The Duke of Sussex has told an event in Johannesburg that he and his wife will “seek to challenge injustice”.
His observations come a era after it emerged that they were taking action at law against the Mail on Sunday for publishing a private word sent by the Duchess of Sussex to her father.
The duke said the legal action was in response to “relentless propaganda”.
The paper says it will defend itself vigorously and stood by the story it wrote.
On the final day of their 10 -day overseas tour, Prince Harry set out what he speculates his capacity in public life should be, “says hes” and the duchess would “stand up for what we believe”.
Speaking to a group of young people and fledgling entrepreneurs in Tembisa township, near Johannesburg, the duke said: “We are fortunate enough to have a position that generates us astonishing opportunities and we will do everything that we can to play our part in building a better world.
“We will likewise seek to challenge injustice and to speak out for those who may feel unheard.
“So no matter your background, your nationality, your age or gender, your virility, your physical ability , no matter your event, or colour of your skin – we believe in you.
“And we are aiming to expend our entire lives constituting sure that you have the opportunity to succeed and modify the world.”
Prince Harry went on to reminisce about a see to Africa in the months following the sudden death of his mother Diana, Princess of Wales.
“Ever since I came to this country as a young boy, trying to cope with something I could never perhaps describe, Africa has maintained me in an hug that I will never forget and feel incredibly fortuitous for that, ” he said.
“Every time I come here I know that I’m not alone. I ever feel wherever I am working on this continent that local communities around me supports a life that is enriching and is rooted in the simplest things – connection, joining with other persons and the natural environment.”
Prince Harry said he wanted to teach his baby son Archie the lessons he had learned from Africa, including those about “community and friendship”.
Later, in a speech at the Johannesburg residence of Britain’s high commissioner, the duchess said beings have the power to change a macrocosm that seems “aggressive, confrontational and dangerous”.
Meghan told designers, entrepreneurs and business people: “Whether you’re here in South Africa, at home in the UK or the US, or various regions of the world, you actually have the supremacy within you to change things, and that starts with how you connect to others.”
Later in the day, the duke and duchess fulfill Nelson Mandela’s widow, Graca Machel.

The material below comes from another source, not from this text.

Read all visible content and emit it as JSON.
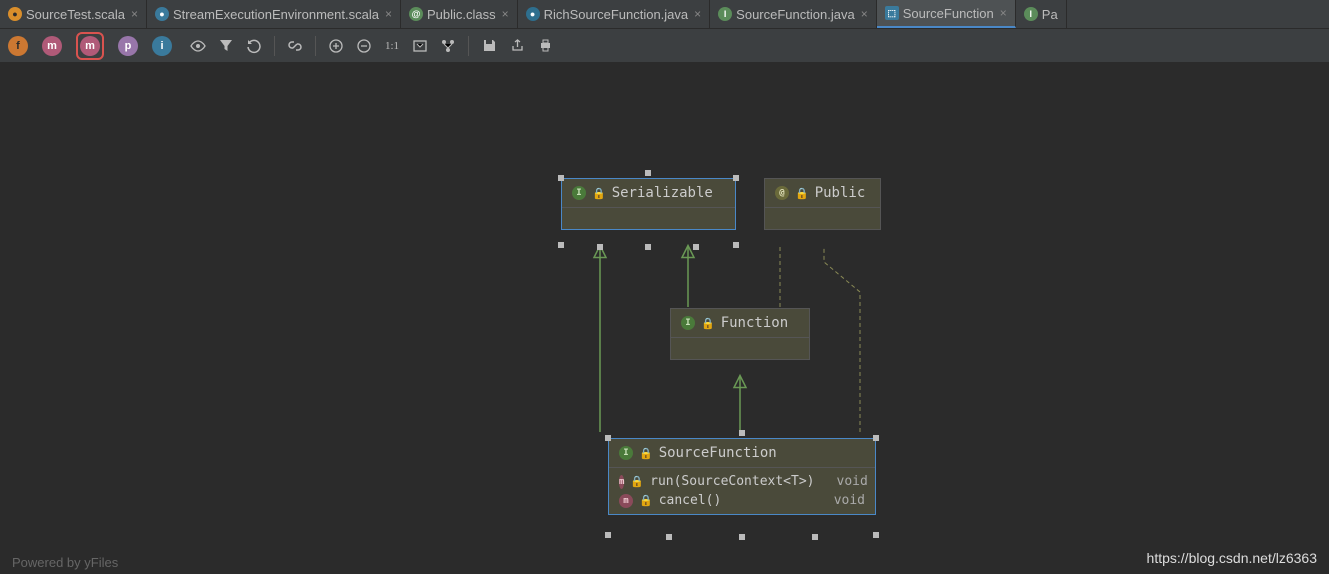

She offered to work with the couple, who propel their Sussex Royal Foundation next year.
The law firm Schillings, acting for the duchess, has registered a High Court claim against the Mail on Sunday and its parent fellowship – Associated Newspapers – over the alleged misuse of private message, infringement of copyright and breach of the Data Protection Act 2018.
The duchess’s action comes after the newspaper published a handwritten letter she cast her parent shortly after she and Prince Harry got married in 2018.
The paper is accused of an “intrusive and illegal publishing of a private letter” and of a campaign of publicizing false-hearted and disparaging narratives about the Duchess of Sussex.
Sometimes there are exclusions to copyright which can allow part of a note or record to be published, for example for reporting current events.
But even if this is used, under what is known as the “fair dealing” defence, brochures have to strike a balance between public interest and the interest of the copyright owner.
Referring to his late mother Diana, Princess of Wales, Prince Harry said his “deepest fear is history repeating itself”.
In a lengthy personal testimony on the couple’s official website, he said the “painful” impact of obtrusive media coverage had driven him and his wife to take action.
Meghan talks about tackling violence against wives Harry cross minefield and retraces Diana’s steps Baby Archie fills Archbishop Tutu on imperial tour Media captionEarlier on in their tour of Africa, the couple inserted newborn son Archie to Archbishop Desmond Tutu